I did a Ruby on Rails bootcamp in Chicago awhile back. At the end, I decided to take a mid six figure job in another industry and am wanting to go back.
It's been two years and while I have been able to save a couple years reserve now, I am basically starting over. I lean towards Ruby on Rails, because at one time I was offered an entry position as well as I know maybe a dozen developers that went through the same program.
I have money/time and the determination (In a previous job I taught myself chemical engineering, so Ruby on Rails was much easier)
ANY ADVICE WOULD BE APPRECIATED!
You definitely won't find that kind of salary as a rails dev.
This remarkable statement is probably true if we correct difficulty levels to the average ability of the population of "web developers".
Doing stuff that's "math-heavy or algorithmic" often involves years of training before you are even remotely effective. People are not snapping up the equivalent of "code school grads with little experience" to design and build optimizing compilers, computer vision systems, high performance distributed systems, operating systems, etc.
You need years of training before you're any good at web dev too. For the fields you listed, people build toy solutions to all of those problems all the time. Just for fun.
So much unreasonable elitism in this industry.
My experience is that as soon as I mention that I'd soon move back to my home country (in Eastern Europe), the conversation dries up, as 99.9% of the SV companies that contacted me are only looking to move talent to SV, and don't want to have remove positions.
Write me, if you're in really deep trouble. ;)
More seriously, it's because web developers are in high demand, so there are going to be more postings for them; having a proper web presence is absolutely vital to modern businesses nowadays, and that requires developers to establish that presence. Hacker News is also run by YCombinator, which specializes in funding startups - a market which tends to lean very heavily on web development, since many of those startups are based on web apps - and therefore will already have an inflated quantity of web development jobs by that virtue alone.
The former will need to do several hundred writing jobs per year, while the latter may only need two. Thus, 99.5% of writing jobs may be for journalist stories. Any novelist looking for commissioned work will not want to sift through 200 posts to find even one relevant listing. So people posting such jobs would probably get better results on a site that explicitly excludes the noise.
In short, there are more "lightweight" postings because the people who solicit them and do them need to secure new work more often. If you can make 20 websites in the same time that you could build one enterprise application, you will probably see that job advertisements are 95% for websites and 5% for business software.
The demand for web-devs might be artificially high right now, as most normal people have not yet discovered that they do not really need a programmer to build their website. I think Squarespace / Wix / WP etc, maybe with a custom design, should cover most websites.
I've been doing back-end web programming as a freelancer for a few months, but it's really hard to find good clients, so I'm moving to something else.
There are plenty of other tech jobs, just not necessarily in the startups that YC focuses on.
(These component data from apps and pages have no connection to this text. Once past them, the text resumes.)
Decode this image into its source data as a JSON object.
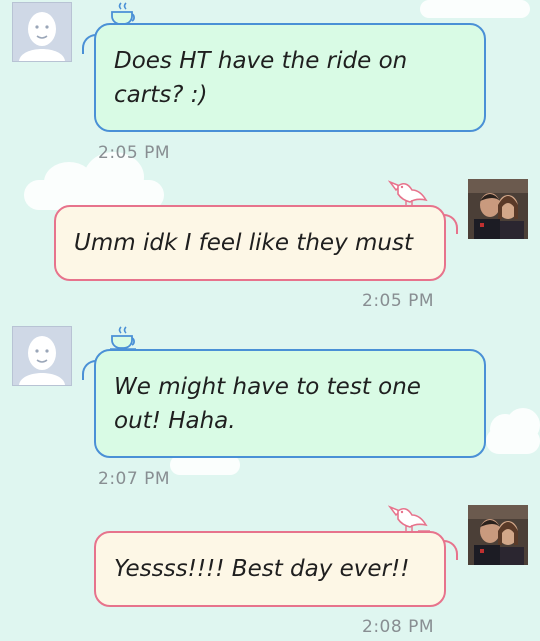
{
  "messages": [
    {
      "direction": "incoming",
      "text": "Does HT have the ride on carts? :)",
      "time": "2:05 PM",
      "avatar_icon": "default-user-avatar-icon",
      "deco_icon": "coffee-cup-icon"
    },
    {
      "direction": "outgoing",
      "text": "Umm idk I feel like they must",
      "time": "2:05 PM",
      "avatar_icon": "photo-avatar",
      "deco_icon": "bird-icon"
    },
    {
      "direction": "incoming",
      "text": "We might have to test one out! Haha.",
      "time": "2:07 PM",
      "avatar_icon": "default-user-avatar-icon",
      "deco_icon": "coffee-cup-icon"
    },
    {
      "direction": "outgoing",
      "text": "Yessss!!!! Best day ever!!",
      "time": "2:08 PM",
      "avatar_icon": "photo-avatar",
      "deco_icon": "bird-icon"
    }
  ],
  "colors": {
    "background": "#dff6f0",
    "incoming_bubble": "#d9fbe5",
    "incoming_border": "#4a90d6",
    "outgoing_bubble": "#fdf7e6",
    "outgoing_border": "#e7738c",
    "timestamp": "#888e92"
  }
}
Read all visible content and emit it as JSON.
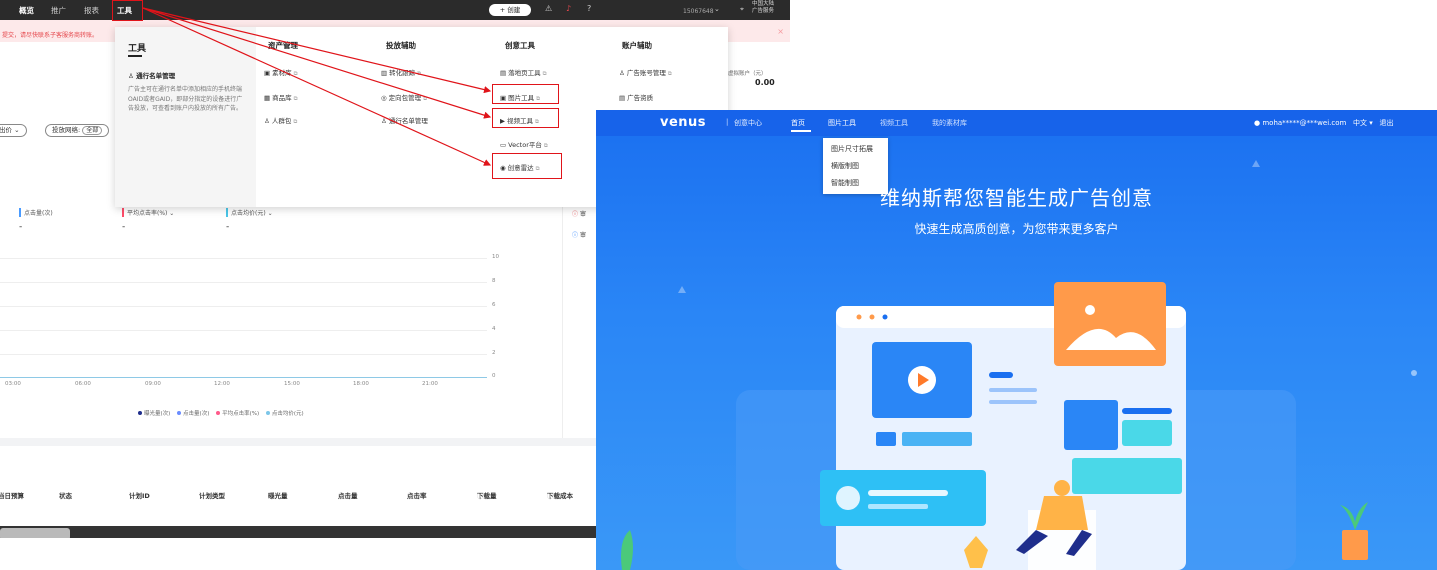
{
  "admin": {
    "nav": [
      "概览",
      "推广",
      "报表",
      "工具"
    ],
    "create_button": "+ 创建",
    "account_id": "15067648",
    "region": [
      "中国大陆",
      "广告服务"
    ],
    "notice": "提交，请尽快联系子客服务商转账。",
    "balance_label": "虚拟账户（元）",
    "balance_value": "0.00",
    "filters": {
      "bid": "出价",
      "network_label": "投放网络:",
      "network_value": "全部"
    },
    "metrics": [
      "点击量(次)",
      "平均点击率(%)",
      "点击均价(元)"
    ],
    "metric_dash": "-",
    "y_ticks": [
      "10",
      "8",
      "6",
      "4",
      "2",
      "0"
    ],
    "x_ticks": [
      "03:00",
      "06:00",
      "09:00",
      "12:00",
      "15:00",
      "18:00",
      "21:00"
    ],
    "legend": [
      "曝光量(次)",
      "点击量(次)",
      "平均点击率(%)",
      "点击均价(元)"
    ],
    "side_items": [
      "审",
      "审"
    ],
    "table_headers": [
      "当日预算",
      "状态",
      "计划ID",
      "计划类型",
      "曝光量",
      "点击量",
      "点击率",
      "下载量",
      "下载成本"
    ]
  },
  "tools_menu": {
    "title": "工具",
    "featured_title": "通行名单管理",
    "featured_desc": "广告主可在通行名单中添加相应的手机终端OAID或者GAID，即部分指定的设备进行广告投放，可查看到账户内投放的所有广告。",
    "columns": [
      {
        "head": "资产管理",
        "items": [
          "素材库",
          "商品库",
          "人群包"
        ]
      },
      {
        "head": "投放辅助",
        "items": [
          "转化跟踪",
          "定向包管理",
          "通行名单管理"
        ]
      },
      {
        "head": "创意工具",
        "items": [
          "落地页工具",
          "图片工具",
          "视频工具",
          "Vector平台",
          "创意雷达"
        ]
      },
      {
        "head": "账户辅助",
        "items": [
          "广告账号管理",
          "广告资质"
        ]
      }
    ]
  },
  "venus": {
    "logo": "venus",
    "sep": "|",
    "center": "创意中心",
    "tabs": [
      "首页",
      "图片工具",
      "视频工具",
      "我的素材库"
    ],
    "user": "moha*****@***wei.com",
    "lang": "中文",
    "logout": "退出",
    "dropdown": [
      "图片尺寸拓展",
      "横版制图",
      "智能制图"
    ],
    "headline": "维纳斯帮您智能生成广告创意",
    "subline": "快速生成高质创意，为您带来更多客户"
  },
  "colors": {
    "annotation_red": "#e0141a",
    "venus_blue": "#1a6ff0",
    "accent_orange": "#ff9a4a"
  }
}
All those extra features that you can cram on a web page need that much more effort on mobile. People, for some reason, seem to be understanding that mobile costs a LOT of money, so they wait until later. But they expect to be able to build the web side really cheap, so they stick with that and argue price.
Just my little anecdote....